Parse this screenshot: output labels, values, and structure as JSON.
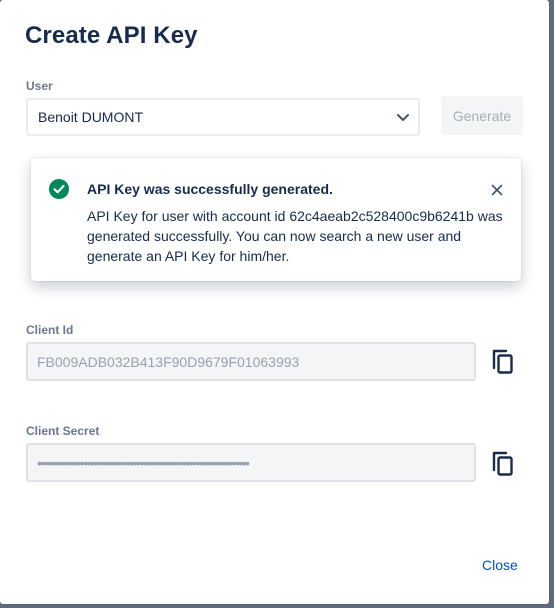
{
  "dialog": {
    "title": "Create API Key",
    "close_label": "Close"
  },
  "user": {
    "label": "User",
    "selected": "Benoit DUMONT",
    "generate_label": "Generate"
  },
  "flag": {
    "status": "success",
    "title": "API Key was successfully generated.",
    "body": "API Key for user with account id 62c4aeab2c528400c9b6241b was generated successfully. You can now search a new user and generate an API Key for him/her.",
    "icon": "success-check-icon"
  },
  "client_id": {
    "label": "Client Id",
    "value": "FB009ADB032B413F90D9679F01063993"
  },
  "client_secret": {
    "label": "Client Secret",
    "value": "••••••••••••••••••••••••••••••••••••••••••••••••••••••••••••••••"
  },
  "colors": {
    "primary_text": "#172b4d",
    "link": "#0052cc",
    "success": "#00875a",
    "muted": "#97a0af"
  }
}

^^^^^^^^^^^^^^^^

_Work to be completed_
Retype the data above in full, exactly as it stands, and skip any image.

_Answer to this problem_
Parse this screenshot: output labels, values, and structure as JSON.
{
  "dialog": {
    "title": "Create API Key",
    "close_label": "Close"
  },
  "user": {
    "label": "User",
    "selected": "Benoit DUMONT",
    "generate_label": "Generate"
  },
  "flag": {
    "status": "success",
    "title": "API Key was successfully generated.",
    "body": "API Key for user with account id 62c4aeab2c528400c9b6241b was generated successfully. You can now search a new user and generate an API Key for him/her.",
    "icon": "success-check-icon"
  },
  "client_id": {
    "label": "Client Id",
    "value": "FB009ADB032B413F90D9679F01063993"
  },
  "client_secret": {
    "label": "Client Secret",
    "value": "••••••••••••••••••••••••••••••••••••••••••••••••••••••••••••••••"
  },
  "colors": {
    "primary_text": "#172b4d",
    "link": "#0052cc",
    "success": "#00875a",
    "muted": "#97a0af"
  }
}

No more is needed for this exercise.